Important considerations• The clinical effect of the immunotherapeutic drugs depends to varying degrees on the histological type of renal cell carcinoma.
• The optimal duration of treatment is still unclear; there are data according to which the longest possible treatment may be useful to stop cancer spreading.
• The management of the very rare side effects requires a special experience. Treatment with immune checkpoint inhibitors requires special knowledge of the rare but potentially threatening side effects.
Radiation therapy for metastasesRadiation damages cancer DNA and vital cellular structures. This method is only used in advanced stages of the disease to treat metastases, to relieve discomfort and pain. Radiotherapy cannot completely cure kidney cancer.
What if cancer returns?If the tumor occurs again (local recurrence), another surgery or ablation is performed. The physicians will discuss the pros and cons of reoperation with you. If metastases have already formed in other places, it must be decided whether they can be surgically removed. In some cases, the removal of secondary tumors can add several years of life.

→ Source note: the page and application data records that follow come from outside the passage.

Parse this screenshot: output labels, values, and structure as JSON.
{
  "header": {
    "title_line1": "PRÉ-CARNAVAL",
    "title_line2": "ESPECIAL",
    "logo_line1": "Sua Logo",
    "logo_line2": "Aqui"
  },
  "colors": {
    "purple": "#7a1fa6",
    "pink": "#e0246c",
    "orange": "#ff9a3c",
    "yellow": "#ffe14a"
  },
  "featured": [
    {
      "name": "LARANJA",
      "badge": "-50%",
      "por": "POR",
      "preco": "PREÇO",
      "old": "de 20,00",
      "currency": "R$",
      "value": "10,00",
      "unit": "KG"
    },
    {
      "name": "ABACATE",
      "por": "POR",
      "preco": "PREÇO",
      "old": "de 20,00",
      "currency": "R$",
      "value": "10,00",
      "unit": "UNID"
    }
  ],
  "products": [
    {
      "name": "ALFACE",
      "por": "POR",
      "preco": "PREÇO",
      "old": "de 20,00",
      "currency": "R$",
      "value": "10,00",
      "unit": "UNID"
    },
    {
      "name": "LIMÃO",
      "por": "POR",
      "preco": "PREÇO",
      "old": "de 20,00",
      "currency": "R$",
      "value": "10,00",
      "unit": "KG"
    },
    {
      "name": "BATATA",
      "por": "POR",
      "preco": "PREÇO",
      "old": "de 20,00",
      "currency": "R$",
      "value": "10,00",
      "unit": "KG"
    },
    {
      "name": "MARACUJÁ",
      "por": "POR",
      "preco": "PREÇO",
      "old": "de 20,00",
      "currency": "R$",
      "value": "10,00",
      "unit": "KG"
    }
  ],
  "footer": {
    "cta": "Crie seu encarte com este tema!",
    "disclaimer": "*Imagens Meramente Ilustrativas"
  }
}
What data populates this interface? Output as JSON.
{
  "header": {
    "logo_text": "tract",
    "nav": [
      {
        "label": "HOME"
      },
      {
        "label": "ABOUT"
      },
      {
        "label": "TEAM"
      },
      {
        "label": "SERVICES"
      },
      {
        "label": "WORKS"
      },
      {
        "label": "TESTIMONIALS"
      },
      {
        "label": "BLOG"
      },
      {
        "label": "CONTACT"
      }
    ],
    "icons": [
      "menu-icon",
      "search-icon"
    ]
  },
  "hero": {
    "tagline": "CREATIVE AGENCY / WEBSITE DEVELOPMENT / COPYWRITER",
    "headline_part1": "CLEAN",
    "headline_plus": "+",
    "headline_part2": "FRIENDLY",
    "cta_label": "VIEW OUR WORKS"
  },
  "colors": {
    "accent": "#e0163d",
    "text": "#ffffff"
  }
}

Otherwise it may be better to choose conservative treatment (such as immunotherapy).
Palliative careIn the advanced stages of kidney cancer, the patient is often in pain, which can limit the quality of life. The most important in this case is to provide adequate pain relief. Pain ambulances and palliative care units, which are available at leading cancer clinics in Germany, have particularly competent specialists in this area. Prescription pain relievers (including strong opioid medications), antidepressants, anti-seizure drugs, steroids, innovative nerve-stimulating devices, physical therapy – the pain management will be tailored according to the latest recommendations.
If you want more information about kidney cancer treatment in Germany, visit our website and stay updated on the latest oncology developments!